The Scottish National Party could win 53 out of 59 seats north of the border, according to recent forecasts, giving a party whose aim is an independent Scotland huge influence over a British parliament where no single party commands a majority.
SNP leader Nicola Sturgeon said the SNP and Labour, which are both left of center, could “work together” to prevent Cameron from regaining power.
Labour has ruled out a coalition with the SNP, but it could seek a vote-by-vote arrangement that enables it to govern.
Cameron told the BBC that such a deal would give the SNP powers over policies that affected all the United Kingdom to politicians who wanted the demise of the nation.
“This would be the first time in our history that a group of nationalists from one part of our country would be involved in altering the direction of the government of our country,” he said. “I think that’s a frightening prospect.”
The SNP lost a referendum on an independent Scotland last year, but the party has seen its support surge after it won a raft of concessions from central government in Westminster.

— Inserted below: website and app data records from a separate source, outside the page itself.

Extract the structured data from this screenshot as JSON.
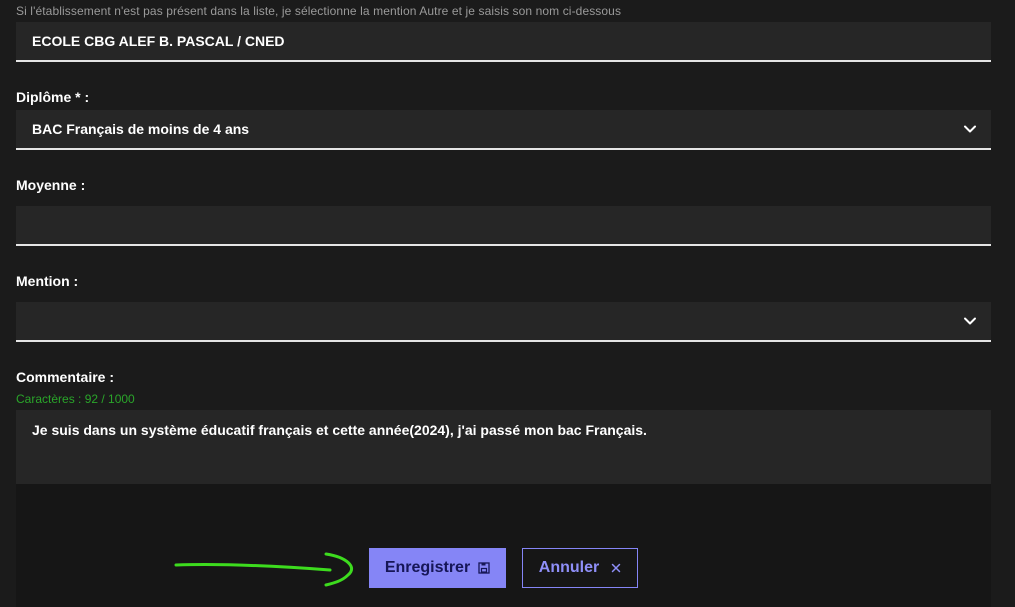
{
  "form": {
    "establishment_hint": "Si l'établissement n'est pas présent dans la liste, je sélectionne la mention Autre et je saisis son nom ci-dessous",
    "establishment_value": "ECOLE CBG ALEF B. PASCAL / CNED",
    "diploma_label": "Diplôme * :",
    "diploma_value": "BAC Français de moins de 4 ans",
    "average_label": "Moyenne :",
    "average_value": "",
    "mention_label": "Mention :",
    "mention_value": "",
    "comment_label": "Commentaire :",
    "comment_counter": "Caractères : 92 / 1000",
    "comment_value": "Je suis dans un système éducatif français et cette année(2024), j'ai passé mon bac Français."
  },
  "actions": {
    "save_label": "Enregistrer",
    "cancel_label": "Annuler"
  },
  "icons": {
    "select_chevron": "chevron-down-icon",
    "save": "floppy-disk-icon",
    "cancel": "close-icon",
    "annotation": "green-arrow-annotation"
  },
  "colors": {
    "background": "#1b1b1b",
    "field_bg": "#262626",
    "accent": "#8585f6",
    "counter": "#2aa52a",
    "annotation": "#3ddc1e"
  }
}
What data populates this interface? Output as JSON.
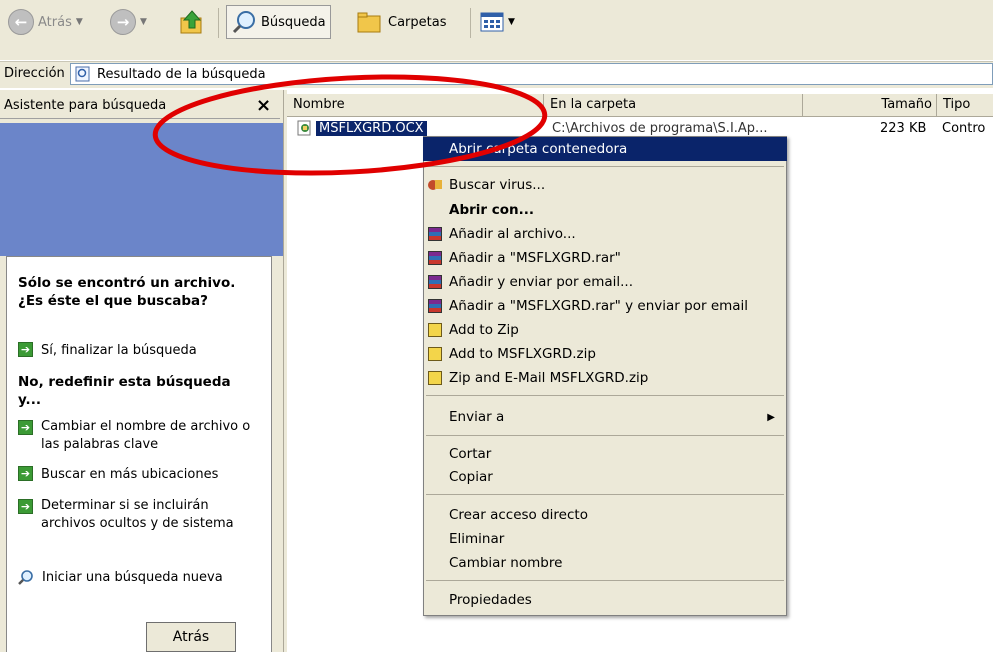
{
  "toolbar": {
    "back_label": "Atrás",
    "search_label": "Búsqueda",
    "folders_label": "Carpetas"
  },
  "address": {
    "label": "Dirección",
    "value": "Resultado de la búsqueda"
  },
  "left_pane": {
    "title": "Asistente para búsqueda",
    "close_glyph": "×",
    "found_text": "Sólo se encontró un archivo. ¿Es éste el que buscaba?",
    "option_finish": "Sí, finalizar la búsqueda",
    "refine_heading": "No, redefinir esta búsqueda y...",
    "option_rename": "Cambiar el nombre de archivo o las palabras clave",
    "option_more_locations": "Buscar en más ubicaciones",
    "option_hidden": "Determinar si se incluirán archivos ocultos y de sistema",
    "option_new_search": "Iniciar una búsqueda nueva",
    "back_button": "Atrás"
  },
  "list": {
    "columns": [
      "Nombre",
      "En la carpeta",
      "Tamaño",
      "Tipo"
    ],
    "row": {
      "name": "MSFLXGRD.OCX",
      "folder": "C:\\Archivos de programa\\S.I.Ap...",
      "size": "223 KB",
      "type": "Contro"
    }
  },
  "context_menu": {
    "items": [
      "Abrir carpeta contenedora",
      "Buscar virus...",
      "Abrir con...",
      "Añadir al archivo...",
      "Añadir a \"MSFLXGRD.rar\"",
      "Añadir y enviar por email...",
      "Añadir a \"MSFLXGRD.rar\" y enviar por email",
      "Add to Zip",
      "Add to MSFLXGRD.zip",
      "Zip and E-Mail MSFLXGRD.zip",
      "Enviar a",
      "Cortar",
      "Copiar",
      "Crear acceso directo",
      "Eliminar",
      "Cambiar nombre",
      "Propiedades"
    ]
  },
  "colors": {
    "chrome": "#ECE9D8",
    "highlight": "#0A246A",
    "task_pane_blue": "#6B85C9",
    "annotation_red": "#E00000"
  }
}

“It’s possible to change the direction of government on individual issues without bringing that government down; that puts a party like the SNP, if we have the influence, into a very, very powerful position,” Sturgeon told the BBC.
“It’s about the influence you exert over the lifetime of a parliament,” she said, adding that the SNP wanted to be a constructive force for people across Britain.

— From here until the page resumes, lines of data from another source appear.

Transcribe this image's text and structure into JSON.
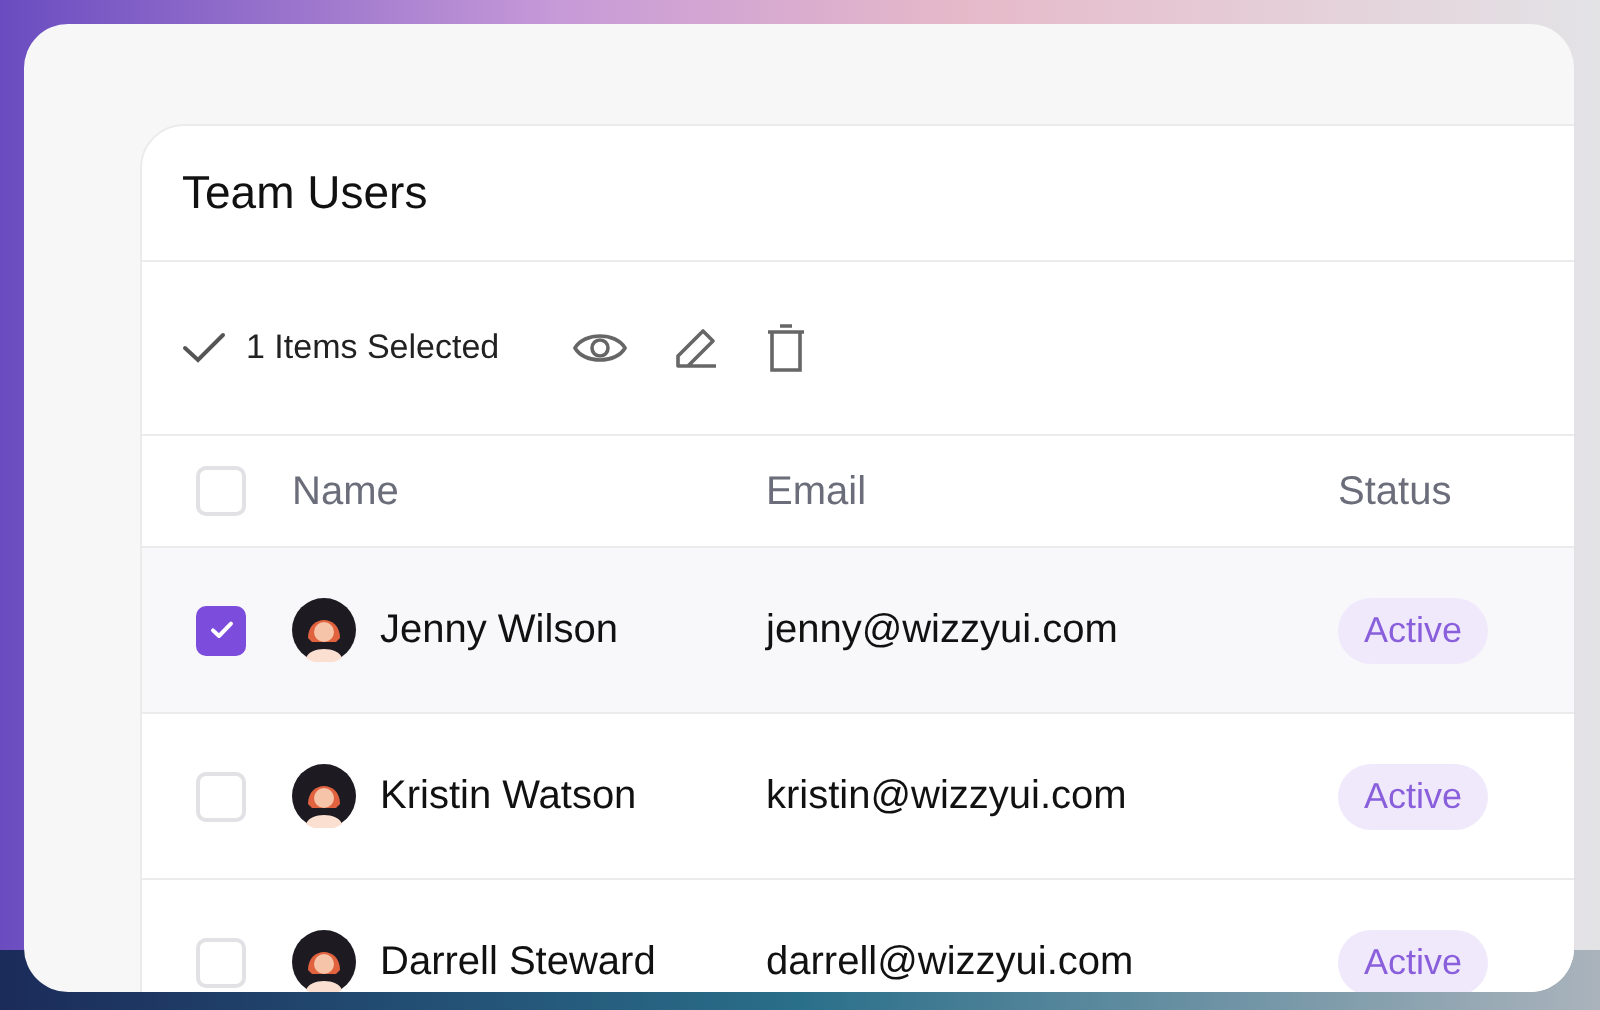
{
  "card": {
    "title": "Team Users"
  },
  "toolbar": {
    "selection_label": "1 Items Selected"
  },
  "table": {
    "columns": [
      "Name",
      "Email",
      "Status"
    ],
    "select_all": {
      "checked": false
    },
    "rows": [
      {
        "name": "Jenny Wilson",
        "email": "jenny@wizzyui.com",
        "status": "Active",
        "checked": true
      },
      {
        "name": "Kristin Watson",
        "email": "kristin@wizzyui.com",
        "status": "Active",
        "checked": false
      },
      {
        "name": "Darrell Steward",
        "email": "darrell@wizzyui.com",
        "status": "Active",
        "checked": false
      }
    ]
  }
}
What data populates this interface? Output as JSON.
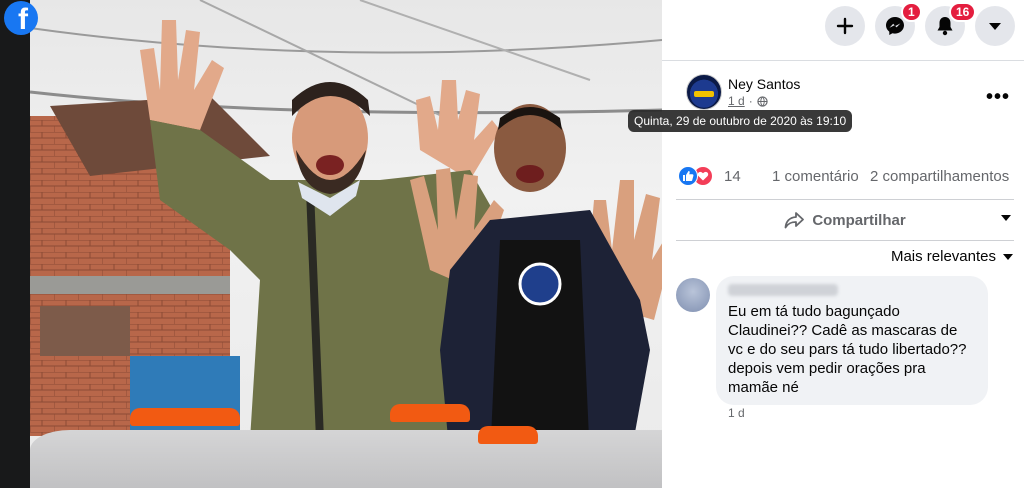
{
  "brand": {
    "logo_letter": "f"
  },
  "topbar": {
    "create_icon": "plus-icon",
    "messenger_badge": "1",
    "notifications_badge": "16",
    "account_icon": "caret-down-icon"
  },
  "post": {
    "author": "Ney Santos",
    "time": "1 d",
    "privacy_icon": "globe-icon",
    "tooltip": "Quinta, 29 de outubro de 2020 às 19:10",
    "more_label": "•••",
    "reactions_count": "14",
    "comments_label": "1 comentário",
    "shares_label": "2 compartilhamentos",
    "share_button": "Compartilhar",
    "sort_label": "Mais relevantes"
  },
  "comment": {
    "text": "Eu em tá tudo bagunçado Claudinei?? Cadê as mascaras de vc e do seu pars tá tudo libertado?? depois vem pedir orações pra mamãe né",
    "time": "1 d"
  },
  "colors": {
    "facebook_blue": "#1877f2",
    "badge_red": "#e41e3f",
    "love_red": "#f33e58",
    "secondary_text": "#65676b"
  }
}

Labour, whose decades-old Scottish power base is on course to be wrecked by the SNP at the May 7 vote, said Cameron’s focus on the Scottish Nationalists smacked of desperation as the Conservatives failed to connect with voters.
“He has nothing to say about a better Britain for working families so he’s talking up the SNP as his last best hope of clinging onto power,” shadow finance minister Ed Balls said.

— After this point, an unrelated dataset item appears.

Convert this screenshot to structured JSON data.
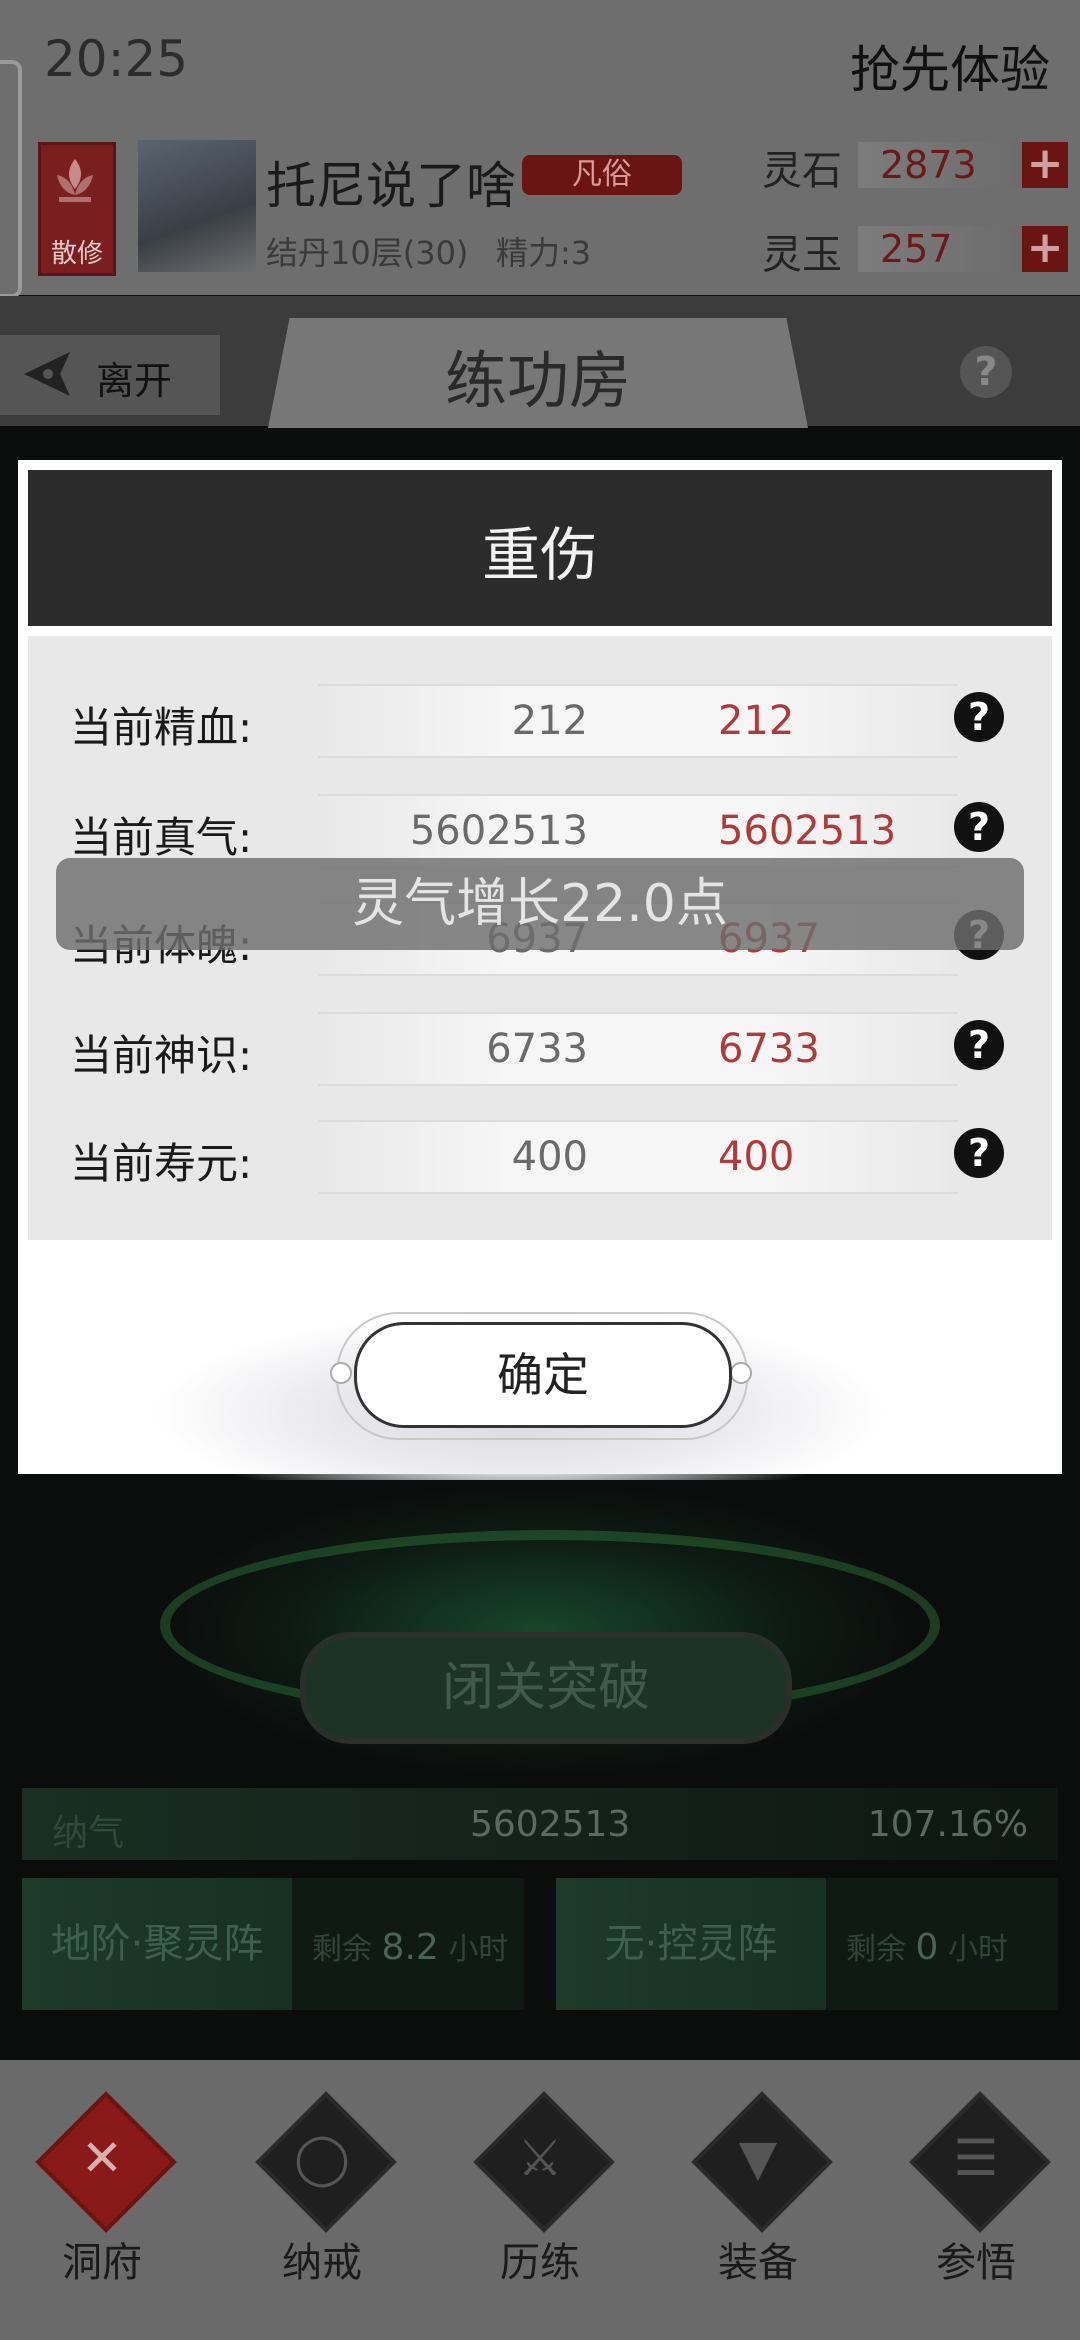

The Liberal Democrats have lost public support since 2010, when they became junior partner in the current Conservative-led government, but even with fewer seats it could once again hold a decisive role if there is an election stalemate.
Business minister Vince Cable said the party had difficulties with both the Conservatives and Labour, but it was “willing to work with other parties in the national interest”.
The anti-EU United Kingdom Party (UKIP), which pollsters say might win a handful of seats, could wield power out of all proportion to its size if Cameron fell just short of a majority.
While Cameron warned about the SNP’s potential power as a king maker, he refused to rule out a deal with UKIP, despite saying he was fighting for a clear cut victory.
But with just weeks to go, his mantra that Labour would put Britain’s economic recovery at risk has not ignited voter interest, nor has it shifted polls. One survey on Sunday put the two parties neck and neck on 32 percent.
On Sunday, Cameron revived a policy that defined Britain under Margaret Thatcher in the 1980s, offering discounted shares in state-owned firms, in this case Lloyds Bank, to the public.
Cameron said he was also getting advice from Thatcher’s successor John Major, who took to the streets on a soapbox to secure a shock win against a confident Labour in 1992.
“I’ve already upped the tempo,” he said. “I will be in the next few days taking to the streets and taking this message about how we should continue with the plan that’s working.”
Editing by Crispian Balmer